In a groundbreaking discovery, a team of Moroccan and international scientists have unearthed the remains of dinosaurs considered to be "relatives of the deadly T-Rex," marking a significant milestone in our understanding of the prehistoric era. These creatures, which roamed the Earth 66 million years ago, represent the twilight of the dinosaur epoch, their extinction signaling the end of an era that has long captivated the imaginations of scientists and the public alike.
The study, led by British paleontologist Nick Longrich from the University of Bath, and published in the Cretaceous Research journal, indicates that the fossils found near Jadida, along the Moroccan Atlantic Ocean coast, belong to some of the most dangerous dinosaurs to have ever existed. This discovery, the fifth of its kind in Morocco, not only expands our knowledge of these ancient predators but also promises to reveal invaluable insights into Africa’s Jurassic period, a time of monumental change when the planet witnessed the extinction of its largest creatures.
Unearthing History: Moroccan and International Scientists Discover Remains of T-Rex Relatives
In a significant breakthrough, a Moroccan and international team of scientists have unearthed the remains of dinosaurs closely related to the menacing T-Rex. This discovery provides a unique peek into the world that existed approximately 66 million years ago, right before the dinosaurs went extinct.

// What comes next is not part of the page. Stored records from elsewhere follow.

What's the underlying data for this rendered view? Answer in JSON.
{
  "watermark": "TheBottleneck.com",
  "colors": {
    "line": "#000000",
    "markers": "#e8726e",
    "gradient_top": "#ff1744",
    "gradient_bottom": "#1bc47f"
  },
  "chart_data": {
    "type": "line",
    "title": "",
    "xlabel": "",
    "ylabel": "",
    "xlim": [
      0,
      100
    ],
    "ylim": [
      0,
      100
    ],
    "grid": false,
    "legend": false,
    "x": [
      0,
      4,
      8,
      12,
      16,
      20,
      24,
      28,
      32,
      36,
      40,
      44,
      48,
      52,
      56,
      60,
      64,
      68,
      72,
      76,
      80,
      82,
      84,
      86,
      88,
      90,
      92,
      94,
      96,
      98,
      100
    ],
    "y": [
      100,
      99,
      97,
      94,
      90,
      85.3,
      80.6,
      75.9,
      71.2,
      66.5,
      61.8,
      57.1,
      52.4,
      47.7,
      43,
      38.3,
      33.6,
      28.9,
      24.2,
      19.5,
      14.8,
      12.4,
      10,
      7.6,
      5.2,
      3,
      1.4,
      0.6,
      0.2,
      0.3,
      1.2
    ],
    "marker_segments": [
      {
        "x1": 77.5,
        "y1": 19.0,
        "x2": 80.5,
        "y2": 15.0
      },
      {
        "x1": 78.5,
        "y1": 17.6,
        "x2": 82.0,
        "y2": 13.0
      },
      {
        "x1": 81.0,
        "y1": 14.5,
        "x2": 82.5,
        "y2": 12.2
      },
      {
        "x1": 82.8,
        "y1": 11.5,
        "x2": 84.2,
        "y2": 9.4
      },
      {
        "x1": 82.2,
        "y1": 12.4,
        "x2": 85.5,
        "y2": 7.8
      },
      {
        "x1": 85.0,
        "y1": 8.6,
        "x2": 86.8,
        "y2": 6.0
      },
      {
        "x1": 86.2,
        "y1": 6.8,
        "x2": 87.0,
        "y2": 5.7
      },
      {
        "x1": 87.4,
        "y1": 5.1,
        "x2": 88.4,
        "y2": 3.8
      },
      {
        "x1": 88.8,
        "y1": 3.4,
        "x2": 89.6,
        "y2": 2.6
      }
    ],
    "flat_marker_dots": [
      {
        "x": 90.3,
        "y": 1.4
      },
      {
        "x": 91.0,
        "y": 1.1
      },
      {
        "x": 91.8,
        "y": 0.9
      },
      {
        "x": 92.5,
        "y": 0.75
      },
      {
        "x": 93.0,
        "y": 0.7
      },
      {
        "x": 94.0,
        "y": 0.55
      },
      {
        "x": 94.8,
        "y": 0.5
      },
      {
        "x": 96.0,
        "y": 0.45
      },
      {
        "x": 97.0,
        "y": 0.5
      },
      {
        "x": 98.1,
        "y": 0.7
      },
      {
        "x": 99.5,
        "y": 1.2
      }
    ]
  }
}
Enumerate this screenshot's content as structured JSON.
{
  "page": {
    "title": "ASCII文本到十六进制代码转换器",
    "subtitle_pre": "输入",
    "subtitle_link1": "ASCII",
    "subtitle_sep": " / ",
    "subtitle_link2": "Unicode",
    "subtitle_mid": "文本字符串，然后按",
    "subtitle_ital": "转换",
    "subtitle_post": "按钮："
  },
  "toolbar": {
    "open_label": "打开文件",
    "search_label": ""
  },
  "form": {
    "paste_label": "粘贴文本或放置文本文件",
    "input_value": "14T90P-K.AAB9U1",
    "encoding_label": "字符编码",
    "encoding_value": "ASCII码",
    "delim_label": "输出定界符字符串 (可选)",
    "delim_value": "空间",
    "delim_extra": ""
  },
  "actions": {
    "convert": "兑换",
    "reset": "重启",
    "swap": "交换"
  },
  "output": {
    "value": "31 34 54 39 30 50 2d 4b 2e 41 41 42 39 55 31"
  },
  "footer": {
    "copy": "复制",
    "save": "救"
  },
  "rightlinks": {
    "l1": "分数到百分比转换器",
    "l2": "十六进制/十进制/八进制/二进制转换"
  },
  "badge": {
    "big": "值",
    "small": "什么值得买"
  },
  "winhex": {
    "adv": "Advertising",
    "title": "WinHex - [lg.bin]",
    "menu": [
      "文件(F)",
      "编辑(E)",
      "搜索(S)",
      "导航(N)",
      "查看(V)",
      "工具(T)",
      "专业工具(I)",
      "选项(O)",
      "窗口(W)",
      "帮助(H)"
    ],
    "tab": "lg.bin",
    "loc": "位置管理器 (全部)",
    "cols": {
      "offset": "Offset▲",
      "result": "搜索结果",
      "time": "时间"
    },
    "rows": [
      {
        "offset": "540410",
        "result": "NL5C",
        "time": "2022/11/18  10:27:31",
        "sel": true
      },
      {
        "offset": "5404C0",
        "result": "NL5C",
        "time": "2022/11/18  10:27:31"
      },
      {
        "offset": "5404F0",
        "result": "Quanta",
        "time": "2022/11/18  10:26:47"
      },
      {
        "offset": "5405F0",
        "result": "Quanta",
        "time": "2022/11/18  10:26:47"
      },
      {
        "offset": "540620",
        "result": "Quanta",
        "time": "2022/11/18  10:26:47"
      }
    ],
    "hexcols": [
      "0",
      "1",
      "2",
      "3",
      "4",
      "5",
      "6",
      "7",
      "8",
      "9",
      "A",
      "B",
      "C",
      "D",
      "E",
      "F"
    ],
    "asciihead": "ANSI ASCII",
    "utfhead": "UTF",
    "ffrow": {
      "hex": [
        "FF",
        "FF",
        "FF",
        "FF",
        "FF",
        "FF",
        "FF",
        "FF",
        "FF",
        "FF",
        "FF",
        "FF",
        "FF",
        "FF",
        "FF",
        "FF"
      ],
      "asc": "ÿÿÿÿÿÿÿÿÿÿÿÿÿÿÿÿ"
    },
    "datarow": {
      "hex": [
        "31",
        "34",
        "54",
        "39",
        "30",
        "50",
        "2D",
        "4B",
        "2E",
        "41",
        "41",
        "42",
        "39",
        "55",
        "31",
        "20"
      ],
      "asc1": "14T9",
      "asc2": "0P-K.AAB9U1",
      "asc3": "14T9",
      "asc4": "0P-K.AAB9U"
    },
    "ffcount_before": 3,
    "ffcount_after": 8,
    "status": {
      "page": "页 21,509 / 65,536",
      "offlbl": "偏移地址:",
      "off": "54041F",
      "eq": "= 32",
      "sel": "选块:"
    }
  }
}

A Closer Look At The Discovery
The discovery was led by Nick Longrich, a paleontologist from the University of Bath in the United Kingdom. According to a study published in the Cretaceous Research journal, Longrich revealed that the newly found remains in Morocco belong to one of the most dangerous dinosaur species that ever roamed the Earth, second only to the terrifying T-Rex. This marks a monumental step forward in our understanding of the Earth’s ancient past.
The Excavation Site
The revealing fossils were discovered during excavation operations near Jadida, a city located along Morocco’s Atlantic Ocean coast. This discovery of T-Rex-like remains is the fifth of its kind in Morocco, a country known for its rich fossil deposits. The North African nation’s unique geological conditions make it a treasure trove for paleontologists around the world.
Unlocking The Secrets Of The Jurassic Period
Longrich believes these discoveries will shed light on the Jurassic period of the African continent, a time when the planet witnessed the extinction of its largest creatures. The unearthed remains hold the potential to unlock invaluable scientific information, aiding the study of the Earth’s ancient history.
This discovery confirms the global spread of T-Rex-like dinosaurs and opens up a new avenue for understanding the diversity of life during the Cretaceous period. Furthermore, it emphasizes the importance of Morocco as a rich archaeological site. As researchers continue to dig deeper into the Earth’s past, each discovery brings us a step closer to understanding the massive biodiversity that once existed and the cataclysmic events that led to their extinction.